Despite all the fancy buildings and gushing promotional materials that the college generates feverishly day in and day out, it seems that Swarthmore can never break out of the #3 spot on U.S. News and World’s Top Liberal Arts Colleges list. The plucky little educational institution always finds itself trailing behind Williams and Amherst, which are larger in both enrollment and endowment. In a desperate attempt to ascend the rankings, the administration has taken to emulating its rival schools by planning on expanding the size of its student body and by beefing up its athletic program. Student activists have taken note of this trend and have been using it to their advantage by working for change at Williams and Amherst so that Swarthmore will enthusiastically implement the change right here on campus.
Recently, Amherst made waves in the world of higher education by announcing that they would stop granting admission advantages to legacy students. Not wanting to be left behind in the rankings, Swarthmore quickly hopped on the bandwagon and similarly announced the end of legacy advantage.
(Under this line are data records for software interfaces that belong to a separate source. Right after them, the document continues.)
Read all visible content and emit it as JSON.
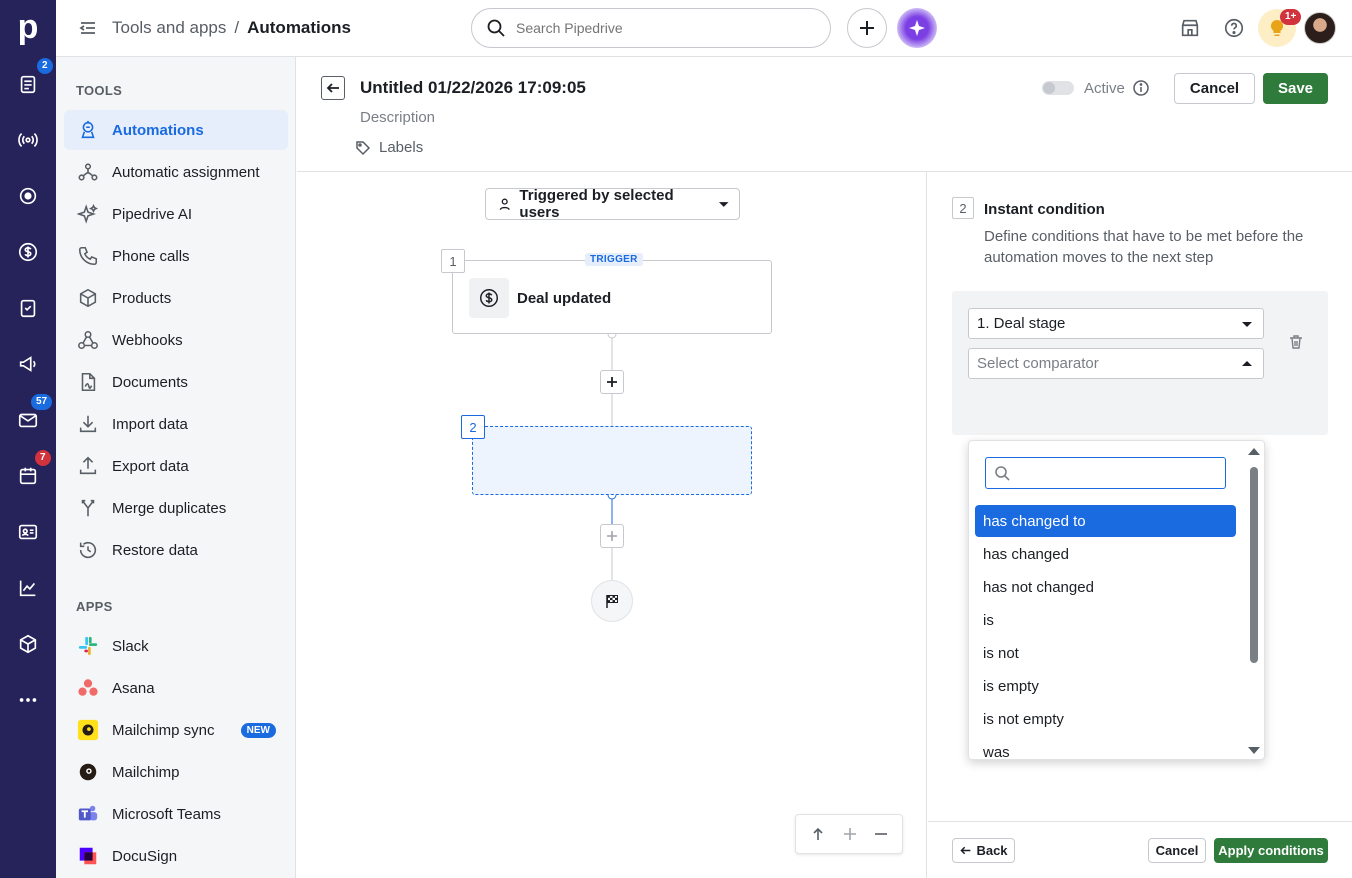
{
  "rail": {
    "logo": "p",
    "badges": {
      "leads": "2",
      "mail": "57",
      "calendar": "7"
    }
  },
  "topbar": {
    "breadcrumb_parent": "Tools and apps",
    "breadcrumb_sep": "/",
    "breadcrumb_current": "Automations",
    "search_placeholder": "Search Pipedrive",
    "notif_badge": "1+"
  },
  "sidebar": {
    "tools_title": "TOOLS",
    "tools": [
      {
        "label": "Automations",
        "icon": "automations-icon"
      },
      {
        "label": "Automatic assignment",
        "icon": "assignment-icon"
      },
      {
        "label": "Pipedrive AI",
        "icon": "sparkle-icon"
      },
      {
        "label": "Phone calls",
        "icon": "phone-icon"
      },
      {
        "label": "Products",
        "icon": "box-icon"
      },
      {
        "label": "Webhooks",
        "icon": "webhook-icon"
      },
      {
        "label": "Documents",
        "icon": "document-icon"
      },
      {
        "label": "Import data",
        "icon": "import-icon"
      },
      {
        "label": "Export data",
        "icon": "export-icon"
      },
      {
        "label": "Merge duplicates",
        "icon": "merge-icon"
      },
      {
        "label": "Restore data",
        "icon": "restore-icon"
      }
    ],
    "apps_title": "APPS",
    "apps": [
      {
        "label": "Slack",
        "icon": "slack-icon"
      },
      {
        "label": "Asana",
        "icon": "asana-icon"
      },
      {
        "label": "Mailchimp sync",
        "icon": "mailchimp-icon",
        "badge": "NEW"
      },
      {
        "label": "Mailchimp",
        "icon": "mailchimp-icon"
      },
      {
        "label": "Microsoft Teams",
        "icon": "teams-icon"
      },
      {
        "label": "DocuSign",
        "icon": "docusign-icon"
      }
    ]
  },
  "header": {
    "title": "Untitled 01/22/2026 17:09:05",
    "description": "Description",
    "labels": "Labels",
    "active_label": "Active",
    "cancel": "Cancel",
    "save": "Save"
  },
  "canvas": {
    "trigger_mode": "Triggered by selected users",
    "step1_number": "1",
    "trigger_tag": "TRIGGER",
    "step1_label": "Deal updated",
    "step2_number": "2"
  },
  "panel": {
    "step_number": "2",
    "title": "Instant condition",
    "description": "Define conditions that have to be met before the automation moves to the next step",
    "field_select": "1. Deal stage",
    "comparator_placeholder": "Select comparator",
    "options": [
      "has changed to",
      "has changed",
      "has not changed",
      "is",
      "is not",
      "is empty",
      "is not empty",
      "was"
    ],
    "selected_option": "has changed to",
    "back": "Back",
    "cancel": "Cancel",
    "apply": "Apply conditions"
  },
  "colors": {
    "rail": "#26235a",
    "accent": "#1a6ae0",
    "save": "#2f7b3c",
    "active_bg": "#e6eefc"
  }
}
“We don’t know how the US News & World ranking algorithm works,” said Swarthmore administrator Darren Shill. “It’s a function that takes some variables as input and generates an integer value rank as output, but who knows what the function is or which variables are relevant. Clearly whatever Amherst and Williams have been doing has been working, so if we just feed the same inputs in we’re bound to at least tie with them if not surpass them.”
Such a successful proof of concept has energized activist groups on campus to adopt this strategy towards other issues. Swarthmore student activists have spent the last few weeks walking around campus at Williams, tabling at Amherst, and flooding the colleges’ social media feeds with infographics.
“We’ve got tremendous momentum at Williams,” said Shasha Bretsky ’24, one of the Swarthmore students leading the campaign to get Williams to divest from fossil fuels. “I’ve only been here a few days and it seems like the administration might finally give in to this pressure to divest. Then it’ll only be a matter of weeks before Swarthmore divests as well in the hopes that it changes the US News & World rankings a bit.”
“When we put stickers on the Sabra hummus at Swarthmore to raise awareness about apartheid, the administration didn’t pay attention at all,” said Emerson Nunez ’23, who had spent the day putting stickers on Sabra hummus containers at the grab-n-go station at Amherst’s Keefe student center. “But once Amherst stops selling Sabra products, Swat is bound to follow suit. After all, maybe changing hummus companies will catapult Swarthmore up to the top of the rankings.”
Senior Kloe Arnold ’22 drove six hours to stand outside Williams’ Chapin Hall with a sign reading, “No graduation on Mertz Field — move it back to the amphitheater!” Though she was faced with many confused glances from Williams students, Arnold was confident that this would be the best channel to affect change.
“I don’t think there even is an amphitheater at Williams,” said Arnold, “but expecting Swarthmore to listen to students about this is too unrealistic. It’s much more realistic to convince Williams to build an amphitheatre of their own in which to host their graduation, thereby compelling Swarthmore to do the same in the hopes that it might be the golden ticket to the number one spot on U.S. News & World.”
Williams and Amherst have yet to implement the changes that the brigade of Swarthmore activists have been pushing. But those working for social change are hopeful that their countless hours of work will soon lead to Williams and Amherst adopting some of the most progressive agendas amongst liberal arts colleges in America. And soon after that, of course, Swarthmore will follow in their footsteps as well.
“Sometimes I worry that we won’t actually succeed here,” said Mehdi Walmsley ’23, who has been fighting for a higher student wage at Amherst. “But at least it’s more likely to happen here than at Swarthmore, so that’s something.”